SAP Planning Application Kit on HANA

It is the newest on planning. The difference with the above solution, is that the planning engine is In-Memory optimized. The application of the business logic is moved from the application layer to the In-Memory Database, reducing the data circulation between layers and leading to a significant improvement on the performance.

  • BW-IP needs no changes work in HANA, however, in order to benefit from the improved performance in the calculation engine, planning functions must be migrated.
  • The execution of the calculations in-memory can be enabled with the activation of the Planning Application Kit. SAP notes1637199 explains the procedure for the activation.
  • Most planning function types are already available in the Planning Application Kit (Copy, Delete, Revaluate, etc.).
  • Still, not all planning functions can be executed In-Memory, in particular planning functions based on ABAP exit. In order to be able to execute those functions In-Memory, it is necessary to write an SQL-Script.
  • In order to generate a planning function type based in SQL-Script you will need to create a function type based on an ABAP Class. The SQL-Script will be called from the Execute Method.
Comparison old/new

Comparison old/new

In summary, with the new HANA Planning KIT we can expect to maintain the same planning functionalities that were available in the Standard IP, but with improved performance due to an In-Memory Database.

Read more about planning and SAP HANA in our blog.

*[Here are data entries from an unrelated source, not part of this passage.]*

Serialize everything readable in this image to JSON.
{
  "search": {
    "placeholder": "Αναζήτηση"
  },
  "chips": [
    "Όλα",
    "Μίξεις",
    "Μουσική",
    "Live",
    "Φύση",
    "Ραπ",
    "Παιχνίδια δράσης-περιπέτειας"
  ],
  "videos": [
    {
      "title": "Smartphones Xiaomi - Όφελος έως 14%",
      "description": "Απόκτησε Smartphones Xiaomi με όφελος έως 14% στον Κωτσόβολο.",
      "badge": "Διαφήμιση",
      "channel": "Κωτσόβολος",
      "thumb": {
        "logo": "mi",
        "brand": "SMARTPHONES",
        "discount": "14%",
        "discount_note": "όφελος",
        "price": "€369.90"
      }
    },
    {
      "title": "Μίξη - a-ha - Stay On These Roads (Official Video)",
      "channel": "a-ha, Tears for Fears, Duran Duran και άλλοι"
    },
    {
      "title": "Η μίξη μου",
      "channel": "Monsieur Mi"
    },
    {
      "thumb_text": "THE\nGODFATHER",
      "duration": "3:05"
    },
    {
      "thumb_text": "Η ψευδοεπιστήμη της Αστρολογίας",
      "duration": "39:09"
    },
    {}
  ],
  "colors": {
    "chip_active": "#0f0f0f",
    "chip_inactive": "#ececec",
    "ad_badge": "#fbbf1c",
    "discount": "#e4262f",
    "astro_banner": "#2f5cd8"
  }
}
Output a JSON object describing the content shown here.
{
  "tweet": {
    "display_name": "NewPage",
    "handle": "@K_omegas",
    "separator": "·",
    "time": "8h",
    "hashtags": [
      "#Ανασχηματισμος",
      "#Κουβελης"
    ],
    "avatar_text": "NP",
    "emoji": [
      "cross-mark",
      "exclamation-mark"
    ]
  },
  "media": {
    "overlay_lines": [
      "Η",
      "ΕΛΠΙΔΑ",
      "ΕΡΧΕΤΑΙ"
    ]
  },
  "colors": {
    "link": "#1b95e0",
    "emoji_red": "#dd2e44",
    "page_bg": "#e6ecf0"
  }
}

To finalize, we would like to mention that in today’s post we have not mentioned BPC. We will keep this subject for a future post.